Since 2006, Monique’s team has been investigating some 300 British native plants that each have an enduring reputation as effective herbal remedies. ‘Over the past 20 or 30 years, there has been very little research into British medicinal plants,’ points out Monique. ‘Today we have better analytical equipment to study plants and screen them for novel chemistry.’ Already, the research has been scientifically very rewarding. ‘We continue to find new information about every species that we study,’ she reveals.
Plants: From Roots to Riches
Prof Kathy Willis examines the legacy of early encounters with alkaloids from plants.
Tests have included species of geranium that have been used to treat warts and extracts from crab apples reputedly used to treat colon and stomach cancer. The team is also investigating the anti-diabetic properties of a range of species, including bugle (Ajuga reptans). For the treatment of Alzheimer’s disease, Elaine Porter and Melanie Howes have been studying alkaloids from species in the lily family, as well as other compounds such as diterpenoids, which are found in some common herbs in the sage family and can increase blood flow, perhaps enhancing memory processes.
‘Sage means wisdom – the name says it all. It’s perplexing why it’s only being evaluated now,’ Monique comments. But at the same time she stresses the complexities of plant chemistry – each leaf is packed with hundreds of compounds, which are likely to have subtle and interacting effects. This makes such research exceedingly difficult to pin down. ‘What we do is put little bits of the jigsaw together,’ explains Monique, ‘and try to convince specialist researchers in universities or pharmaceutical laboratories to take the work further.’Wound healing is another focus of intensive research. Monique and her colleague Phil Stevenson have been concentrating on isolating and identifying compounds in figwort (Scrophularia nodosa) and goosegrass (Galium asparine), to understand why these species can be used effectively to treat wounds. ‘We’ve shown that these species contain a range of phenolic compounds,’ says Monique – some have anti-bacterial activity that would keep a wound clean, while others have antioxidant and anti-inflammatory activity. And figwort also contains compounds called iridoids that stimulate the production of fibroblasts, which are cells that play an important role in the repair of skin and connective tissue.
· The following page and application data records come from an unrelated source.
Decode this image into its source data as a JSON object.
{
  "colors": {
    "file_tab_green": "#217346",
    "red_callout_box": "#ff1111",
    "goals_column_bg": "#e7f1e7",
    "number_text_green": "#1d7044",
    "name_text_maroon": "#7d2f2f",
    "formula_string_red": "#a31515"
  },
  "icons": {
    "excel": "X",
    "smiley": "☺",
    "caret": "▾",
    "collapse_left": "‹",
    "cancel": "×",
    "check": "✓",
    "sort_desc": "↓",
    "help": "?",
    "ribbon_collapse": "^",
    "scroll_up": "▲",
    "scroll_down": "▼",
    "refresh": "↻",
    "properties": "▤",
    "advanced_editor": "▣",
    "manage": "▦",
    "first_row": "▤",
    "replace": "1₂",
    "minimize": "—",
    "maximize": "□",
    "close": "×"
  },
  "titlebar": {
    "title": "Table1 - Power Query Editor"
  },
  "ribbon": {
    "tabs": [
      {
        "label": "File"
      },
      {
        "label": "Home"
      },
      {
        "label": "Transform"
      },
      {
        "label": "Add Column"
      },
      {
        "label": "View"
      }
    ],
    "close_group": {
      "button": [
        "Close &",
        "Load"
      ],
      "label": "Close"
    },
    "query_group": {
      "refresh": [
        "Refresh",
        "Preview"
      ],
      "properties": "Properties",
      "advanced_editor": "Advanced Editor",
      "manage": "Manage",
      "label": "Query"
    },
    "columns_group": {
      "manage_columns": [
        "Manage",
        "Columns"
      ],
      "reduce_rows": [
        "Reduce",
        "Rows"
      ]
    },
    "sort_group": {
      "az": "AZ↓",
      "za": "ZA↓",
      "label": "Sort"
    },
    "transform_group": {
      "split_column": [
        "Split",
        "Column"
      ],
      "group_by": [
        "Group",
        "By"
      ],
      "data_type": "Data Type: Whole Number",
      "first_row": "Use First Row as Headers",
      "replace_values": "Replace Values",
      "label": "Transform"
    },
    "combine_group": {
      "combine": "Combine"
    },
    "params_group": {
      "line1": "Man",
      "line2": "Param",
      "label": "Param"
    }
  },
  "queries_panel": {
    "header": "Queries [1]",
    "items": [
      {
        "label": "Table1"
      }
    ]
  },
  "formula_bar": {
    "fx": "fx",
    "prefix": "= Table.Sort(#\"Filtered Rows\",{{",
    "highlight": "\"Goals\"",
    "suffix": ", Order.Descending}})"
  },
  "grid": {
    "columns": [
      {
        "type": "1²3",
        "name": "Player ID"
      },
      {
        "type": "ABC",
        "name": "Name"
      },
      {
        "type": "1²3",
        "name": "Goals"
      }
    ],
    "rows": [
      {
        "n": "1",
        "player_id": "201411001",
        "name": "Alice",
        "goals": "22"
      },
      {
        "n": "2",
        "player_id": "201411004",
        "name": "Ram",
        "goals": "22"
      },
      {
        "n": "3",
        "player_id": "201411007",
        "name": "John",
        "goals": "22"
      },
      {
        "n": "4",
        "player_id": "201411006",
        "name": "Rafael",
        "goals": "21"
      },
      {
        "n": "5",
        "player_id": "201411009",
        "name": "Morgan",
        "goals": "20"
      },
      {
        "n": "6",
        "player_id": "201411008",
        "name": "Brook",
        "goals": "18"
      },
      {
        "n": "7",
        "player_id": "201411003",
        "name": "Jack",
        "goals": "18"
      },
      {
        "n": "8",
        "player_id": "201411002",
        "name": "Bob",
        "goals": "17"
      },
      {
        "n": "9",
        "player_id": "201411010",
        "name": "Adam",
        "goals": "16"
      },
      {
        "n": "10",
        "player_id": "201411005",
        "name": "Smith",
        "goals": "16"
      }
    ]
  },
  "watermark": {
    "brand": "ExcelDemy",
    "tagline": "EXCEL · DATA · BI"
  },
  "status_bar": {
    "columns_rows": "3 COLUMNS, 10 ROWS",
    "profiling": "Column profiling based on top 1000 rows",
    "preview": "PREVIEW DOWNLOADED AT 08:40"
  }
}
So the combination of iridoids and phenolics could explain why figwort really is an effective treatment for cuts and ulcers.
‘We’re taking folklore, paying attention to it, and taking it further, looking for the science behind it.’
Professor Monique Simmonds
Now the team, which comprises more than a dozen researchers working on different aspects of medicinal plant chemistry, is also investigating relatives of figworts, including heart’s ease (Viola tricolor). They’re also looking at species from other plant families that are likely to contain an array of different compounds, including elder (Sambucus nigra), primroses (Primula vulgaris), cowslips (Primula veris), bird’sfoot trefoil (Lotus corniculatus), brooklime (Veronica beccabunga), ivy (Hedera helix) and marsh mallow (Althaea officinalis). ‘Throughout the world, various different species seem to be used to promote wound healing,’ Monique explains. ‘We’re taking folklore, paying attention to it, and taking it further, looking for the science behind it.’
This article originally appeared in Kew Magazine. Gail Vines is a freelance science writer.